I personally wouldn't like my context menus to be more than two levels deep. Otherwise it gets difficult and slow.


Well, Erasmatron is an interactive storytelling engine. It's fair to say that it goes quite far beyond traditional adventure games. Read the papers and articles for more info about the system as a whole and the approach to interactive narrative (also look at things like Façade and the Oz project for other approaches; there are quite a few). Deikto is just an interface for specifying some of the behaviours of characters within a story, as I understand it. In that sense it is similar enough to other programming tasks to be of interest to LtU.

[Edit: it's probably also worth pointing out that Deikto is an authoring interface, rather than an experiencing interface as in adventure games.]

A storytelling DSL

it's probably also worth pointing out that Deikto is an authoring interface, rather than an experiencing interface as in adventure games.

Well, not long after writing that, I noticed that I had this exactly the wrong way round; Deikto is the user interface for someone experiencing the interactive story. Authors use other tools like the Scrypt Editor to specify the behaviour of verbs. There are some thoughts on language design (scroll down to the title "Scripting Languages"), which include:

  • Logomorphic languages, not alphabetic languages: this seems to mean that a language editor should only allow you to manipulate complete pieces of abstract syntax, rather than typing in individual characters.
  • Hard data typing: limiting data types to just eight primitives (Actors, Props, Stages, Numbers, Booleans, Verbs, Events — I only count 7). This seems to imply that there is no way of building your own types in the language.
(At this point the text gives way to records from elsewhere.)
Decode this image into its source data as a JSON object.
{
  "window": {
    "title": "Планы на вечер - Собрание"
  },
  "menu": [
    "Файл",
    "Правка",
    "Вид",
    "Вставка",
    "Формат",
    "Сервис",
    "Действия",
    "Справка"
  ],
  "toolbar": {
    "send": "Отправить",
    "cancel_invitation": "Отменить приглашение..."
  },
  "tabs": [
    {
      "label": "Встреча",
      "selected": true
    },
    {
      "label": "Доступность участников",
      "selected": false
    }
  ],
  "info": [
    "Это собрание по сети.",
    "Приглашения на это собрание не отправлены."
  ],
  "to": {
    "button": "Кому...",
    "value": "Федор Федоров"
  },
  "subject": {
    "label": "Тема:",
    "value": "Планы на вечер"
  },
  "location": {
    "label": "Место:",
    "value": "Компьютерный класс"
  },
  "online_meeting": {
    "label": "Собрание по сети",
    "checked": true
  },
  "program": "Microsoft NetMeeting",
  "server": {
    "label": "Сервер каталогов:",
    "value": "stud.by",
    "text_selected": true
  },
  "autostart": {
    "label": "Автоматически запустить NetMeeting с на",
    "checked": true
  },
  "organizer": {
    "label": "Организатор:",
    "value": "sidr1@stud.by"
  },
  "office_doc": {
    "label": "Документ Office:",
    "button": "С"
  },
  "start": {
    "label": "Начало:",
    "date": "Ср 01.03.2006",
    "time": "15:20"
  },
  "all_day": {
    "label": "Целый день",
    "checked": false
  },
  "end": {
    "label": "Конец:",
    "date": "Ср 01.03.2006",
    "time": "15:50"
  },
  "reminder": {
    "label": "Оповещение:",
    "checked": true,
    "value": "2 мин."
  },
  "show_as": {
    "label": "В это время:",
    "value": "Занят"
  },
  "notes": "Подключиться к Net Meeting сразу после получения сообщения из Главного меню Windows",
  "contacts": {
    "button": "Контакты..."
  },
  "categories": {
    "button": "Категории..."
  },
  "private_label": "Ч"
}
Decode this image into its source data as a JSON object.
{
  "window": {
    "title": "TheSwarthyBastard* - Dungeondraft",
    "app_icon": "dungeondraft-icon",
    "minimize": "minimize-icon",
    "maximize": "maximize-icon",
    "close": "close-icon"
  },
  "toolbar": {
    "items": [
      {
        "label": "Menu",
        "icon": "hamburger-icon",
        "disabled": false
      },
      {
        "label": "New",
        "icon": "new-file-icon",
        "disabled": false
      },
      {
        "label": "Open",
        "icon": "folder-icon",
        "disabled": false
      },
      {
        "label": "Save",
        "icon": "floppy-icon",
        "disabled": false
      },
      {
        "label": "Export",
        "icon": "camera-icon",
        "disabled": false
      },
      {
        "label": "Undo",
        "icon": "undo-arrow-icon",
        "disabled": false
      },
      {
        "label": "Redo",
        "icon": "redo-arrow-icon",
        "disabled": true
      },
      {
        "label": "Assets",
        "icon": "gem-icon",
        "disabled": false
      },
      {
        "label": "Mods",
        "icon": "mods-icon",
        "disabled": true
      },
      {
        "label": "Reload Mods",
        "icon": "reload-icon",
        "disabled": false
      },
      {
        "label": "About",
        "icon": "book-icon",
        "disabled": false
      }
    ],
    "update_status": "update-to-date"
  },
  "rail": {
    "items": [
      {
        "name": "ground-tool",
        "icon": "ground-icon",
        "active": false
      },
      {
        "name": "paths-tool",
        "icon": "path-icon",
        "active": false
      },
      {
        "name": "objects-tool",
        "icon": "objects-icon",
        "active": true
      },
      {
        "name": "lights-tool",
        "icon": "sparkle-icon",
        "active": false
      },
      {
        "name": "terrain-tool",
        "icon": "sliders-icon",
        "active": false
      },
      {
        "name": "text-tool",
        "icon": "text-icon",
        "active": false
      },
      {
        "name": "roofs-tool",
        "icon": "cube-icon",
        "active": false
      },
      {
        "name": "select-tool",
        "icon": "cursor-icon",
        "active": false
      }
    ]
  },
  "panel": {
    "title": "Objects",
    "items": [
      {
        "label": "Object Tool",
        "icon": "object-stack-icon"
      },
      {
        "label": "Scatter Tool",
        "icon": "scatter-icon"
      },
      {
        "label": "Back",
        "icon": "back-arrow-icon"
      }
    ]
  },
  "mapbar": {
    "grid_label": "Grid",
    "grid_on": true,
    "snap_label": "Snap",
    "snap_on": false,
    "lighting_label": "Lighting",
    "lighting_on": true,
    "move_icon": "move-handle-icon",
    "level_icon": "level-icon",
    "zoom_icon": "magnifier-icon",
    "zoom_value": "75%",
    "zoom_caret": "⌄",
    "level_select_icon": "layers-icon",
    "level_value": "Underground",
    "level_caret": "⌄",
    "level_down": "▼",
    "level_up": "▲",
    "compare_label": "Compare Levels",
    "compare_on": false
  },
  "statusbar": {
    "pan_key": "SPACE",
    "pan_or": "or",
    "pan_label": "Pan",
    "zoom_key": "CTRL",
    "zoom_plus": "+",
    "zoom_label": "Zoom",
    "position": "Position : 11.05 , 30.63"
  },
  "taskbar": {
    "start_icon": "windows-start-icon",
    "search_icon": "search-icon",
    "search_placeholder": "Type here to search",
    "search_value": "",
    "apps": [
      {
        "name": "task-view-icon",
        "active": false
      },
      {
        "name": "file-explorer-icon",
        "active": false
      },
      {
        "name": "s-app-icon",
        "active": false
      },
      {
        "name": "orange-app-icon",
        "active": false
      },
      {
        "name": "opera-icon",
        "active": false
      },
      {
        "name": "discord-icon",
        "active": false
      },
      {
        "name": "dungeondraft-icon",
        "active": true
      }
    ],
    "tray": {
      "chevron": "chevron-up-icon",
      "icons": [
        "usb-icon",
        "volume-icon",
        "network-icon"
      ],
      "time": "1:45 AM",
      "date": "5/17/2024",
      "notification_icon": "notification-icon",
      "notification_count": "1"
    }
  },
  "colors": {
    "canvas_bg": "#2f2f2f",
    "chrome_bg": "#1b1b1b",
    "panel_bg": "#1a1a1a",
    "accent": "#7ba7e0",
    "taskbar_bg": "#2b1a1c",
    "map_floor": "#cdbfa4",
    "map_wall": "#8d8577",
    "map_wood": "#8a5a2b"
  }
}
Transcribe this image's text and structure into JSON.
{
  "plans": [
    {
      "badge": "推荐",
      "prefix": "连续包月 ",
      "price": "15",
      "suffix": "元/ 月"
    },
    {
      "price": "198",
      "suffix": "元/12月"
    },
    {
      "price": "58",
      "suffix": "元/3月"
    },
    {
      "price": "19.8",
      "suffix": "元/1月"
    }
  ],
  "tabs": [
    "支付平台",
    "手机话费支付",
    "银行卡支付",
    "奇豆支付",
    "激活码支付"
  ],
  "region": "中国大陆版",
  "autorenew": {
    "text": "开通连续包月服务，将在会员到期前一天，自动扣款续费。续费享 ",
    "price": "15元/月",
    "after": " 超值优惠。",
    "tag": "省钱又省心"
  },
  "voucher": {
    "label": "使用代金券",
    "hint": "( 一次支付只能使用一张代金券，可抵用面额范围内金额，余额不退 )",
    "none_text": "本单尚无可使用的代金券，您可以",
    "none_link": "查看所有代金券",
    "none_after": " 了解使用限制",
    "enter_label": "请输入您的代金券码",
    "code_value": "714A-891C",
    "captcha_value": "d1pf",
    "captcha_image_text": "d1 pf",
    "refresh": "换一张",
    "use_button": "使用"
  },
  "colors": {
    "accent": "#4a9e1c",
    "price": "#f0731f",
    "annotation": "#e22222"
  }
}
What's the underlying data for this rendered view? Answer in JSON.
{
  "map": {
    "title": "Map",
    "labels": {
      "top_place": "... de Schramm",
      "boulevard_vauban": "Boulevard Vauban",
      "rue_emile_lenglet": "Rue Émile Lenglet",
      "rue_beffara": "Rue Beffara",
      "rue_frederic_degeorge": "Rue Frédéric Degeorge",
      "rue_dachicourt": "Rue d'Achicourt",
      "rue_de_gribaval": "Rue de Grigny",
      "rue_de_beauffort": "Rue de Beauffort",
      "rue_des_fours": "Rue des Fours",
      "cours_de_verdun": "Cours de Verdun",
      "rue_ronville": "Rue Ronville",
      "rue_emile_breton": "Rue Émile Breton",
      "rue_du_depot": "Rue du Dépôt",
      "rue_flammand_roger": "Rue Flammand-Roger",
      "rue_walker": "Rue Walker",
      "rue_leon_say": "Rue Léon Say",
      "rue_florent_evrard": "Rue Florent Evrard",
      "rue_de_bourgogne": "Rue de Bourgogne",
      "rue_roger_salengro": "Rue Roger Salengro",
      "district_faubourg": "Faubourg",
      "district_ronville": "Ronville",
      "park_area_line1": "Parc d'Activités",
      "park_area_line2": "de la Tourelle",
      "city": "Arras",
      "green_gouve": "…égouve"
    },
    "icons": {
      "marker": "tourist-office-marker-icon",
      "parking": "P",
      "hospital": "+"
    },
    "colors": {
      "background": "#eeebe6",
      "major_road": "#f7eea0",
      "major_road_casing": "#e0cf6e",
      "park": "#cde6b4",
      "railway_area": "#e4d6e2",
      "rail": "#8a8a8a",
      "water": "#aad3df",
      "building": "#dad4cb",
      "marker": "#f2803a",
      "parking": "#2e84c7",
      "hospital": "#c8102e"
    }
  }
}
Oh, and these types are colour-coded to make "the concept of data typing more digestible to the artist"!
  • Poison for error handling: any script that errors at runtime is marked as poisoned and then is ignored for the rest of the story.
  • No flow control: explicit loops are replaced by higher-order functions, such as a PickBest which picks an item from some type that satisfies some predicates.

There are lots of little snippets around in the writing about how the language was designed. Lots of these seem like new names for fairly well-known ideas, but it is interesting to see the design of a language for storytelling. Most interesting perhaps is that a lot of the ideas for making the language easier for artists seem to coincide with ideas that have been applied to general purpose programming (e.g. use of higher-order functions instead of explicit loops, more structured editors, etc).

not really related, but not w

not really related, but not worth a separate thread - i'm currently experimenting with svg in xul as a user interface for graphical programming.

svg is an xml based language for constructing diagrams. the dom tree can be manipulated using javascript, giving animation.

xul is an xml based language for constructing user interfaces used in firefox.

since xul can include svg you can, in theory, use xul for providing "standard" components like menus and svg for providing a canvas on which more complex graphs (in my case) can be constructed. the event model, javascript environment, dom model are all shared, so the result should be pretty seamless.

in practice, it's not quite that easy, because svg support in xul/mozilla is incomplete. so the two dom trees are largely separate (events from the svg don't propagate up into the parent xul tree - this is because xul doesn't have zoom/pan support, so the svg is in an iframe, which isolates the content dom).

but it is working - currently i can add/delete items in the canvas using mouseclicks.

and xul also integrates with xpcom which is a minimal c++ subset (no exceptions, for example). so the execution of the final "program" can be executed by c++ code.

i don't think anyone here is much into grpahical programming, but if you want to use this approach give me an email - what i've got done already would save you some time.

you need the latest (like, nightly builds of deer park) firefox browser (the application appears as an extra item on the "tools" menu which launches a separate window).


I didn't look at this recently but the use of SVG as a programming model looked rather cool when I did.